Equipment review: Headrush MX5 Multi-Effects Modeler
So many model builders have entered the market in recent years that it can be somewhat difficult to navigate and figure out where to put your hard-earned dollars. Headrush just made it a little more complicated or easier depending on your perspective.
There was a time when modeling effects and amp / cabinet combinations was a new idea but not quite ready for prime time yet. Those days are long gone. You can now comfortably choose from many manufacturers, but I’m really impressed with the MX5. For starters, it can run up to 11 effects / amps / cabs at the same time depending on CPU consumption. I easily got 11 in sequence with a wah, an overdrive, a compressor, a chorus, a delay, an effects loop (which will occupy a slot) and an amp, a cab, a volume pedal and two reverbs. . Quite astonishing.
I would recommend if you are going to use the effects loop to connect to your favorite hardware effects, start with this in your raw pedal setup first as I struggled to insert it later, maybe because firmware, a pre-existing predefined architecture or CPU restrictions. I’m sure this is something Headrush can handle in a future update. Either way, it’s as easy as it gets thanks to their 4 inch digital touchscreen. The screen is very responsive and easy to navigate and everything is at your fingertips for scrolling and choosing effects and amplification. .
The wah pedal choices are limited but sound excellent and are easily assignable to the expression / volume pedal via the touchscreen. You have two choices for volume control, classic and linear, and I strongly approve of the linear style for that smooth taper that many of us are familiar with, especially for ambient work. The volume / expression pedal pull has a nice feel and although it’s smaller than most pedals you get used to it very quickly and I don’t feel like you run out of feel with it.
There are only a few compressor choices, but they also sound great, even at higher ratios, much better than most software compressors I’ve heard in similar units.

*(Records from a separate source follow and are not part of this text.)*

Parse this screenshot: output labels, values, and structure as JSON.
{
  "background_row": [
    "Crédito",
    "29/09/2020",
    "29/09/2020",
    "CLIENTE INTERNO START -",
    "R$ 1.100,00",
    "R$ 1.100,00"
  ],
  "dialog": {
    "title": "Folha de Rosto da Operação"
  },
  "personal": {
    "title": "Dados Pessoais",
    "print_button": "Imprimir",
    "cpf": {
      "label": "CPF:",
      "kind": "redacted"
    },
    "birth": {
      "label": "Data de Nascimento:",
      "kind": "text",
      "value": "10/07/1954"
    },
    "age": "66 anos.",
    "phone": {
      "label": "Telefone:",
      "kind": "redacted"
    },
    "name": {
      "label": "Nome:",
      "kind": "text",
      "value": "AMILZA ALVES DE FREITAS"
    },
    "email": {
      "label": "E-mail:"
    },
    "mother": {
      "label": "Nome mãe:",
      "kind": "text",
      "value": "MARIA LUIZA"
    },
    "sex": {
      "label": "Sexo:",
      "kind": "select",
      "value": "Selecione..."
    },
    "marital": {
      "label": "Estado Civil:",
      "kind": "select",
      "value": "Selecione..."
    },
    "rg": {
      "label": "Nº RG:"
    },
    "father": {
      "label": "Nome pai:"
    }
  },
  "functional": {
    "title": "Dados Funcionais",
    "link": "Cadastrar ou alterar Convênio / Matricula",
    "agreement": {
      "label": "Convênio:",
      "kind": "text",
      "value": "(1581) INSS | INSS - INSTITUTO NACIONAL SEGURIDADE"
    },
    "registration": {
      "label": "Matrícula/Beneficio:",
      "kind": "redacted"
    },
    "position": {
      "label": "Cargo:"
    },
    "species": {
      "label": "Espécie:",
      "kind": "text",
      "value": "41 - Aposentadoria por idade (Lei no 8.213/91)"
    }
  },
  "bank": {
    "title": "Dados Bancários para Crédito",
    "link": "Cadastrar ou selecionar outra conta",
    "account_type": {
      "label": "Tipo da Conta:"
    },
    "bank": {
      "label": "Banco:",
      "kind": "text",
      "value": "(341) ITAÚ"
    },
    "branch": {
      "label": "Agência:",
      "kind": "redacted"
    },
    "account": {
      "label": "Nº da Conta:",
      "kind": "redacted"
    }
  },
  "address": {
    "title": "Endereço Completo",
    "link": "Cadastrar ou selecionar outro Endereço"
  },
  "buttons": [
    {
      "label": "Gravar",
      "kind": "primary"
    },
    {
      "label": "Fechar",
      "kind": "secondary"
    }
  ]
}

The overdrives and fuzzs are pretty standard but extremely functional and usable but the modulation, while not revolutionary, won’t disappoint anyone and I’m pretty confident you’ll find what you need. The delays and reverbs are really great, though. Nothing outrageous or crazy but uniformly excellent in every way.
I’ve heard a lot of comments from friends on the web that the Headrush MX5 is better for clean tones than medium to high gain tones and I disagree. I found it incredibly easy to get aggressive classic rock and metal sounds, but it took a lot more work to get a really satisfying, balanced, yet complete low gain sound. When I reached this peak, it was glorious. I achieved this via the other great feature of the MX5 (like other modelers in this category) by importing a Celestion Vintage 30 IR cabinet from my collection, paired with a Matchless amp model from the MX5. It is now my favorite installation.
At around $ 399 street, the MX5 is an excellent solid candidate in the modeling field and deserves your very serious consideration.